Action item: Repeat the records. Each line must match exactly.

#### Data under study

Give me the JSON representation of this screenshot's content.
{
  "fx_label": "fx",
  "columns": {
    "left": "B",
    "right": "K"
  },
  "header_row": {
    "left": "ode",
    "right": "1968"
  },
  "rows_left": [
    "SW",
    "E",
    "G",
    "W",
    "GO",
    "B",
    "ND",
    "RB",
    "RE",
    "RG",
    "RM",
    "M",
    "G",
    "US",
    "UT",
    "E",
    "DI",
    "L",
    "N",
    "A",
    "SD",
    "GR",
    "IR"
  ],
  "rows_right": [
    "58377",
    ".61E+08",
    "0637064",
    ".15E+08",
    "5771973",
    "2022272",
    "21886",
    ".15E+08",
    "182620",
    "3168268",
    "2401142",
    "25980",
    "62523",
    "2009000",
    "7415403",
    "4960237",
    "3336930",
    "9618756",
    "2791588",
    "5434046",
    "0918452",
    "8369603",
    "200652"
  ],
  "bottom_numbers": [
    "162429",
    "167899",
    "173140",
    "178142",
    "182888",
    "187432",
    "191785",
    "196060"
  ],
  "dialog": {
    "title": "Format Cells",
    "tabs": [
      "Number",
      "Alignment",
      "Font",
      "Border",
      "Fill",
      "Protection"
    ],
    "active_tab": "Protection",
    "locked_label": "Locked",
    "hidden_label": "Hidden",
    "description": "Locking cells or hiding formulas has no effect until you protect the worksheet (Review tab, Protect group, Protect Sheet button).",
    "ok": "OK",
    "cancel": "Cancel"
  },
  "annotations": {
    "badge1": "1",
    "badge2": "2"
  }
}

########

Response area:
Give me the JSON representation of this screenshot's content.
{
  "fx_label": "fx",
  "columns": {
    "left": "B",
    "right": "K"
  },
  "header_row": {
    "left": "ode",
    "right": "1968"
  },
  "rows_left": [
    "SW",
    "E",
    "G",
    "W",
    "GO",
    "B",
    "ND",
    "RB",
    "RE",
    "RG",
    "RM",
    "M",
    "G",
    "US",
    "UT",
    "E",
    "DI",
    "L",
    "N",
    "A",
    "SD",
    "GR",
    "IR"
  ],
  "rows_right": [
    "58377",
    ".61E+08",
    "0637064",
    ".15E+08",
    "5771973",
    "2022272",
    "21886",
    ".15E+08",
    "182620",
    "3168268",
    "2401142",
    "25980",
    "62523",
    "2009000",
    "7415403",
    "4960237",
    "3336930",
    "9618756",
    "2791588",
    "5434046",
    "0918452",
    "8369603",
    "200652"
  ],
  "bottom_numbers": [
    "162429",
    "167899",
    "173140",
    "178142",
    "182888",
    "187432",
    "191785",
    "196060"
  ],
  "dialog": {
    "title": "Format Cells",
    "tabs": [
      "Number",
      "Alignment",
      "Font",
      "Border",
      "Fill",
      "Protection"
    ],
    "active_tab": "Protection",
    "locked_label": "Locked",
    "hidden_label": "Hidden",
    "description": "Locking cells or hiding formulas has no effect until you protect the worksheet (Review tab, Protect group, Protect Sheet button).",
    "ok": "OK",
    "cancel": "Cancel"
  },
  "annotations": {
    "badge1": "1",
    "badge2": "2"
  }
}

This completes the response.